> Task item
Scan the entries that follow and copy out every line containing "THAI".

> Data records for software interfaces
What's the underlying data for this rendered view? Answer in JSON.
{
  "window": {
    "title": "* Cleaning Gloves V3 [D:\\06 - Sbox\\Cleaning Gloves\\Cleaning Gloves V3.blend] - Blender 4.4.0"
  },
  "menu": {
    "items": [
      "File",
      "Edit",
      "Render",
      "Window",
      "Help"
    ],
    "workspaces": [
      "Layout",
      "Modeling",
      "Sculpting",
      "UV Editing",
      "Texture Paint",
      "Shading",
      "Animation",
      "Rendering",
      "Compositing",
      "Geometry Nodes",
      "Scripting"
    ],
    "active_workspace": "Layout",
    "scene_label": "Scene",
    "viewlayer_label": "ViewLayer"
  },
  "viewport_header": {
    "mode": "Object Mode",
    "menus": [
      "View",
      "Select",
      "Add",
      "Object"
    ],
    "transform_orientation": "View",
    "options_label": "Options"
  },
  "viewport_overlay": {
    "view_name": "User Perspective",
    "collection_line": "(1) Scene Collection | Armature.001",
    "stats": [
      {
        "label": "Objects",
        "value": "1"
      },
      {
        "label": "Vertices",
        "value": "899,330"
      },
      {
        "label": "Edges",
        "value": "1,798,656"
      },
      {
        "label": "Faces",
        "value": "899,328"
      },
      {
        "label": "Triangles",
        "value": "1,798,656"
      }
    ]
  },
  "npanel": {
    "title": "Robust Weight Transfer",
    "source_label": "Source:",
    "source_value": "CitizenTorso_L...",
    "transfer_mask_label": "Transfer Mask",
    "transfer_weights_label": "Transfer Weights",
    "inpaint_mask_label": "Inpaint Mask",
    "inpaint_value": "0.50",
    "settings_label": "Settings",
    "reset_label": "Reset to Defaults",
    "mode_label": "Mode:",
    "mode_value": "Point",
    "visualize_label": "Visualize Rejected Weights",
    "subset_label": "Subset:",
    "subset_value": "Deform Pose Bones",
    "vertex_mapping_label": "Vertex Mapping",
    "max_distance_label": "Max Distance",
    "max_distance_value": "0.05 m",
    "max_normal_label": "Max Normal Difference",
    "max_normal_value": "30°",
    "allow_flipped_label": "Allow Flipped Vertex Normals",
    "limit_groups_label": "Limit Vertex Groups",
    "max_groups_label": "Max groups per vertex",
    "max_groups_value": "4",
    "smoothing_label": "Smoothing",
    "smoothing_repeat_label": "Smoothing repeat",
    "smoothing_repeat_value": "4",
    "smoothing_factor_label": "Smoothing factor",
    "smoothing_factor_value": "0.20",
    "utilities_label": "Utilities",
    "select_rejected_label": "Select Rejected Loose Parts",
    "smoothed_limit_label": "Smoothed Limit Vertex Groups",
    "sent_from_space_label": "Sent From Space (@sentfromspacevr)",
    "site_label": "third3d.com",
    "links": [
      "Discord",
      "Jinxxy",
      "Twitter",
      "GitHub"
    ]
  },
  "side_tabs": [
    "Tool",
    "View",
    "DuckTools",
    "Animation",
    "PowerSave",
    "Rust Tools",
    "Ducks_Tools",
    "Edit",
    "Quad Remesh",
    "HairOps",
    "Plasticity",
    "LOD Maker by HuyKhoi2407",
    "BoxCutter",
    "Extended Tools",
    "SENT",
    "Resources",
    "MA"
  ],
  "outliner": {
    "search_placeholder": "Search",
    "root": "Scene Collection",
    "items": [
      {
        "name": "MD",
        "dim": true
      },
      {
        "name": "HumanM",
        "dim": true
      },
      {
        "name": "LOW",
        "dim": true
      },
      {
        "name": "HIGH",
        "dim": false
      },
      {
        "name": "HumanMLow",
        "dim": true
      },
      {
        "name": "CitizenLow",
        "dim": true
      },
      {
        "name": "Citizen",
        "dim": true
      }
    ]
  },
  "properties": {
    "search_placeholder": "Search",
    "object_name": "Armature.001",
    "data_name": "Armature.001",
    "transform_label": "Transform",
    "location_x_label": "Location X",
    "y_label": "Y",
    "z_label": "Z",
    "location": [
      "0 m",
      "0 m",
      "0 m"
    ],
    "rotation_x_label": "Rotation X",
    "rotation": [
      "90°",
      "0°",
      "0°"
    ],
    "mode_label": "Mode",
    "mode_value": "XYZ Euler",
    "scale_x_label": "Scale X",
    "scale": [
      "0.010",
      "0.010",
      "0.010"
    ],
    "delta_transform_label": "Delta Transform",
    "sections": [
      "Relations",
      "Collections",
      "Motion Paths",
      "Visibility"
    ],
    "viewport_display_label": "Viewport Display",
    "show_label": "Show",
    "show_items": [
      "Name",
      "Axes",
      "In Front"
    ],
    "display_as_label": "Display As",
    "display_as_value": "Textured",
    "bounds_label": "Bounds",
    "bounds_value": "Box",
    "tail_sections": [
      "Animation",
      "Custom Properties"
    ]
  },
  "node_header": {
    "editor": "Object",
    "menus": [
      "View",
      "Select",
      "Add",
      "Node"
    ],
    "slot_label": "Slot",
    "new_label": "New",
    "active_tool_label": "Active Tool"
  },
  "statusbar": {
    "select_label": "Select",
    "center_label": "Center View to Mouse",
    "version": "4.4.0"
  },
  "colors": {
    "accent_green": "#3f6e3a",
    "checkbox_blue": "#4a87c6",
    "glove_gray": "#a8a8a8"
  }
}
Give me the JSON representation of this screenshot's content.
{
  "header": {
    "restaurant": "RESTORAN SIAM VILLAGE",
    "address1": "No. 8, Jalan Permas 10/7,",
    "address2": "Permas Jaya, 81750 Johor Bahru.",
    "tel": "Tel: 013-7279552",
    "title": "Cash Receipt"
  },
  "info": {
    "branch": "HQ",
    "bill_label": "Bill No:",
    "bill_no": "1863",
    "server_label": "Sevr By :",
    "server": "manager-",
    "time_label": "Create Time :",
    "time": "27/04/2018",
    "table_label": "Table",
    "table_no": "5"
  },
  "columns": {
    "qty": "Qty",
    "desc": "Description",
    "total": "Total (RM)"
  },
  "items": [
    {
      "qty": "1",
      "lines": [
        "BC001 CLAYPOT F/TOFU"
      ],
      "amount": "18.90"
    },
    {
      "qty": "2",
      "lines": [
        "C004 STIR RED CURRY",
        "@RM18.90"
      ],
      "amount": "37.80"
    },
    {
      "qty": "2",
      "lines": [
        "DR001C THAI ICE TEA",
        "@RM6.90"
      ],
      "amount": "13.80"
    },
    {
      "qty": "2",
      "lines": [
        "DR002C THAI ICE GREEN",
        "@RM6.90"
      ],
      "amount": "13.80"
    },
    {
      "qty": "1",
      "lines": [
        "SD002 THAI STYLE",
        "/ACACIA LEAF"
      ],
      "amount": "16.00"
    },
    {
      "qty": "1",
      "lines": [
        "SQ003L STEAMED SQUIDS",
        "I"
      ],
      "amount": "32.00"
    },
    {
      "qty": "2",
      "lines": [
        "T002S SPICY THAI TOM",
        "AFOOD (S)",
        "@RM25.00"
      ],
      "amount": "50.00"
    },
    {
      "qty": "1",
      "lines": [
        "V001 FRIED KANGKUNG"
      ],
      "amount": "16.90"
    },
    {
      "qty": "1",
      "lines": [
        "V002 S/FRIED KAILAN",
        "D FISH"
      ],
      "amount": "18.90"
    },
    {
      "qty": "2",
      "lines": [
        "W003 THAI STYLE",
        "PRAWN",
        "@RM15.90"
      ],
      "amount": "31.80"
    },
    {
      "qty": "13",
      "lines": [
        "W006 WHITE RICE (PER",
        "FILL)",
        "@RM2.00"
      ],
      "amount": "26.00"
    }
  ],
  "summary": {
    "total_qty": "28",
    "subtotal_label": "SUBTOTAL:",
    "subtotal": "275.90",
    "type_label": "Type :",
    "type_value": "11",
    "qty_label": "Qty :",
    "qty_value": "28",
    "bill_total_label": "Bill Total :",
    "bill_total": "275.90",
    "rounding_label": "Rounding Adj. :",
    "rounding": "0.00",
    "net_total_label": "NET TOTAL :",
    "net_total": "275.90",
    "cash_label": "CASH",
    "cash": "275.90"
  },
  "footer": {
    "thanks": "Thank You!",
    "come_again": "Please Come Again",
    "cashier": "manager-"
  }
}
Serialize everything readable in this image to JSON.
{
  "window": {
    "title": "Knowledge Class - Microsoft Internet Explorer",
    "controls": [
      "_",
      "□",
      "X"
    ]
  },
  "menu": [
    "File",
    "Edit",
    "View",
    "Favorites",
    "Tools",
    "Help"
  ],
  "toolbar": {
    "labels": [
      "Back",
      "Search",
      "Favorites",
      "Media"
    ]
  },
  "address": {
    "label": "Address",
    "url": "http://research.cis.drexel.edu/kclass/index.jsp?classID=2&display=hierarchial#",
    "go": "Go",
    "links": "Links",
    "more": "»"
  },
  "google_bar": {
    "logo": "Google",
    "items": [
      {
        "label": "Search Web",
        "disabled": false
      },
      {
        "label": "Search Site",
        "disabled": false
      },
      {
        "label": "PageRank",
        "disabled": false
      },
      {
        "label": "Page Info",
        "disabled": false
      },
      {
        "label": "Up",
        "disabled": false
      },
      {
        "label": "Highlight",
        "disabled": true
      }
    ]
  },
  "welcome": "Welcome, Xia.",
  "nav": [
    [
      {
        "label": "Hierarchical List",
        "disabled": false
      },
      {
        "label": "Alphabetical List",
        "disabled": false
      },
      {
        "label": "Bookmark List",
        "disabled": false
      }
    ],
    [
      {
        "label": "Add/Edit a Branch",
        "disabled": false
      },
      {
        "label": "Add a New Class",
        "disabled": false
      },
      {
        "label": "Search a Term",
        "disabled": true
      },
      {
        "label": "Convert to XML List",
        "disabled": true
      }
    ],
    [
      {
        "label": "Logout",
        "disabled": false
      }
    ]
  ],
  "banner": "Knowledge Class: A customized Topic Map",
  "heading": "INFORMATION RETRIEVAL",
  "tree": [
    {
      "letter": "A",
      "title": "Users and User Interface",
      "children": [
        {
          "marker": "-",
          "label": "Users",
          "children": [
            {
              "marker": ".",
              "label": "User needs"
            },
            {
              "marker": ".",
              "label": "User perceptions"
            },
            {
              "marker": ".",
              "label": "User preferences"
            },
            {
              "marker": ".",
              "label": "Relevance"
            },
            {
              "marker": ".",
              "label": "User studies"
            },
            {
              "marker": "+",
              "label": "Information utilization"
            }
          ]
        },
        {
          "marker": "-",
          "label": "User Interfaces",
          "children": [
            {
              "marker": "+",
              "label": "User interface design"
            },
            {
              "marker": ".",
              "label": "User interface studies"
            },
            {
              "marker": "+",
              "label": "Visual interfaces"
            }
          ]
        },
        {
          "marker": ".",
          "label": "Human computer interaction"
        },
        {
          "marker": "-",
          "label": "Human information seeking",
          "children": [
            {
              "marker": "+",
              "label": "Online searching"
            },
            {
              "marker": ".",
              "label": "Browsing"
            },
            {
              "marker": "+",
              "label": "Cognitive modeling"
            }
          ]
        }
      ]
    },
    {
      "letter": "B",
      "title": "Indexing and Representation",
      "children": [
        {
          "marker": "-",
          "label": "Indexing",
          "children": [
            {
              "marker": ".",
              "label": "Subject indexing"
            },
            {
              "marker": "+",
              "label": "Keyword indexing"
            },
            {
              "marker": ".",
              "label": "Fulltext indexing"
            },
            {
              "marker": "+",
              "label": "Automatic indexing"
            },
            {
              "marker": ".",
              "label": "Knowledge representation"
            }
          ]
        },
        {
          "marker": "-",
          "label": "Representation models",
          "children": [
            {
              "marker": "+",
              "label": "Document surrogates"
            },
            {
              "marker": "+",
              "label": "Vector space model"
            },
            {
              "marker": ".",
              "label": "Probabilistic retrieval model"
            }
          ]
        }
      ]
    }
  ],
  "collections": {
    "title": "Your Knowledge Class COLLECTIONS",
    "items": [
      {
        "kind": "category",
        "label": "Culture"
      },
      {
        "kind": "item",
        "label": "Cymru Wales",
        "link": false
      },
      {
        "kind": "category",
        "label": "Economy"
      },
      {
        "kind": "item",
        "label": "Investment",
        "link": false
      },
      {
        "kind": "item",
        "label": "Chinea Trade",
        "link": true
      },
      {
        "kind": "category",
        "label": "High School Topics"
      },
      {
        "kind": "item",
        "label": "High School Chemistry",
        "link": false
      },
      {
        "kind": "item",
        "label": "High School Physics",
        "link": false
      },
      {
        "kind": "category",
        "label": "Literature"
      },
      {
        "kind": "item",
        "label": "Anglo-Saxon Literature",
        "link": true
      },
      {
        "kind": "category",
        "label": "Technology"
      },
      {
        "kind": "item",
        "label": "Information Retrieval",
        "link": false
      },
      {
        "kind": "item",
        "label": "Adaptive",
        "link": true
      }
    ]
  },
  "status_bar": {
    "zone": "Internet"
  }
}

> Answer section
        "DR001C THAI ICE TEA",
        "DR002C THAI ICE GREEN",
        "SD002 THAI STYLE",
        "T002S SPICY THAI TOM",
        "W003 THAI STYLE",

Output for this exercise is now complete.